Residents and visitors to Hanoi will be able to admire the latest versions of the ao dai, Vietnam’s traditional dress, and try some on from January 12 to 17 at an event organized by A designer Hanoi and the Center for Culture Exchange to welcome Tet, the lunar new year festival, and honor the beauty of the ao dai.

Leading designers in Hanoi will introduce their latest collections of both traditional and modern ao dai for the new year at a fashion show at 7.30pm on January 12. A 20-50 per cent discount will be offered to all visitors.

Another highlight is “Pose with Tet Ao dai”, where visitors can don an ao dai, with advice from professional designers on the dress and the accessories. Those taking part will also be made up by make-up experts from Royal Salon and others at the event. Local painters then do a sketch before photos are taken by professional photographers.

The most exciting part of the event is professional models taking to the catwalk, images of which will appear on A designer Hanoi’s Facebook fanpage.

To take part in “Pose with Tet Ao Dai”, visitors must register on A designer Hanoi’s Facebook fanpage before January 14.

The event is being held at the Center for Culture Exchange in Hanoi’s Old Quarter, 50 Dao Duy Tu Street.

The traditional dress of women in Vietnam, ao dai are knee-length, have a neckline, and hug the body. It splits at the hip, for a sensuous charm. More than just a traditional dress, it’s an important part of Vietnamese culture.

The exact origin of the ao dai remains controversial. It is thought to be influenced by the imperial Chinese garb of the Qing Dynasty, known as Cheongsam. It is a fitted, full-length dress worn over black or white loose-fitting pants. Unlike Cheongsam, however, the ao dai is split from the waist down, contouring the pants. In the 18th century, the Nguyen Dynasty required that both men and women wear both pants and gown, though not until 1930 did the ao dai take the shape seen today.

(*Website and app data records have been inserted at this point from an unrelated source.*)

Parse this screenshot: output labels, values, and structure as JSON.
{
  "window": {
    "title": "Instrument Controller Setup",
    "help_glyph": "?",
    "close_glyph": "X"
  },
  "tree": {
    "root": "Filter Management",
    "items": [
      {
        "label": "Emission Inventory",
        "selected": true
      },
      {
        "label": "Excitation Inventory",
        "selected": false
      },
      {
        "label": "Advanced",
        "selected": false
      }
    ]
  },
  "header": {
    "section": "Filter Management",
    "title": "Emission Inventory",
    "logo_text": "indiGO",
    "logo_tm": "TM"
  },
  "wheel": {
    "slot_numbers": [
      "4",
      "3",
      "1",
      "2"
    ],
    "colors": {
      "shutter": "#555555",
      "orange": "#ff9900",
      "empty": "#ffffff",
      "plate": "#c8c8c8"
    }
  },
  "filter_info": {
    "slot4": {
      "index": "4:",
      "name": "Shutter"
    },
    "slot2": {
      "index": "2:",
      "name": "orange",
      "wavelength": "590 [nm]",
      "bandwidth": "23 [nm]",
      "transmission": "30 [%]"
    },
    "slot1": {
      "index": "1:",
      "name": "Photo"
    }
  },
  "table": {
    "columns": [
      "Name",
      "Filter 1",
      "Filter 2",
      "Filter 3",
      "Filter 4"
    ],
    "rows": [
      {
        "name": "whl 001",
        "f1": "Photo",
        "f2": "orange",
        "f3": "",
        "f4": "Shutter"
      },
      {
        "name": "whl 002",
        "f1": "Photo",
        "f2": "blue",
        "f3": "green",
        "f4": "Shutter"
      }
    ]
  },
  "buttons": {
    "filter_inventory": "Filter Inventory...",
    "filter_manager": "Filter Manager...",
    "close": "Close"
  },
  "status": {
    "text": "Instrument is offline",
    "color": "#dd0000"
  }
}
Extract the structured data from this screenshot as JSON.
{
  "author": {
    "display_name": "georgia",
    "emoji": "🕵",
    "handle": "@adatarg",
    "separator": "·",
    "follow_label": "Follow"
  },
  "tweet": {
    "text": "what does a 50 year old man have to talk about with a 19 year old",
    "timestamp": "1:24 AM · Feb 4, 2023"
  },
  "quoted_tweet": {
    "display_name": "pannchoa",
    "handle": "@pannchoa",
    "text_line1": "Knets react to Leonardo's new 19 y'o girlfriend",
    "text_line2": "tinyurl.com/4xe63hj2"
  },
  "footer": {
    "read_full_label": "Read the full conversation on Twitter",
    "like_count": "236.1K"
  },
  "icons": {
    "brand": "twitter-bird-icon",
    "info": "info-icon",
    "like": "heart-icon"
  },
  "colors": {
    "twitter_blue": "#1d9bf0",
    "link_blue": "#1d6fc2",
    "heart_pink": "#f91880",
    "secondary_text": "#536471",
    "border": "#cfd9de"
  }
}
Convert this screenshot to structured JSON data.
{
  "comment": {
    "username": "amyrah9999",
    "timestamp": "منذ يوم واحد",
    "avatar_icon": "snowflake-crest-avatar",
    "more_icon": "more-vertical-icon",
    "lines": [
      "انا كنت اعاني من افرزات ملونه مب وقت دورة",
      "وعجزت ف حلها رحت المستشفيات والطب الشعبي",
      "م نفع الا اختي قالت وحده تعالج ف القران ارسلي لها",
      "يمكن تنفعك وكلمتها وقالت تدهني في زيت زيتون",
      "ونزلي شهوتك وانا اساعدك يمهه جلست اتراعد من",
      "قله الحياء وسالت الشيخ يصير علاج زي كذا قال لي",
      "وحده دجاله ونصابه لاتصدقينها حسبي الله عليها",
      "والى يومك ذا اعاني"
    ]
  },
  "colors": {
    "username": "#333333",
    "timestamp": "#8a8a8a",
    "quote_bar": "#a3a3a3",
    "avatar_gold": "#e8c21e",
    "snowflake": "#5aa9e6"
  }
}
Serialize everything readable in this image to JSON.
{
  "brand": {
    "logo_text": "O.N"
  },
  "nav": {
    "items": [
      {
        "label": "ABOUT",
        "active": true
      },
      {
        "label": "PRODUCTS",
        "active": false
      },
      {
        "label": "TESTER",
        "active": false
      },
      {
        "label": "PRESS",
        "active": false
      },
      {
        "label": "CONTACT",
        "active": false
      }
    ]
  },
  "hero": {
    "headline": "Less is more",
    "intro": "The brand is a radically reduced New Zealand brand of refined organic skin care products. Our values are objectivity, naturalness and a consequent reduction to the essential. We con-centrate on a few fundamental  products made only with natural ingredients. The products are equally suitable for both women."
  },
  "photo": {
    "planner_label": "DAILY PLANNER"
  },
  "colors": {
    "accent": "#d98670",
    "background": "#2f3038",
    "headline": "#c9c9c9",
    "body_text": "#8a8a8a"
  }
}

There were numerous changes in the design throughout the 20th century, from floral to checkered patterns, the use of gossamer fabric, variations in the neckline (between boat and mandarin styles), the shortening of its length, and different colors for the loose pants. The modern ao dai is tight-fitting and accentuates and flatters a woman’s curves.

Unlike many other traditional costumes, the ao dai remains popular and influential in modern-day Vietnamese culture. Although it is no longer worn by men, nor by women on a daily basis, they are still worn at special events, such as traditional festivities or occasions such as Tet, weddings, or graduations. In some high schools and universities, a white ao dai is the school uniform for female students.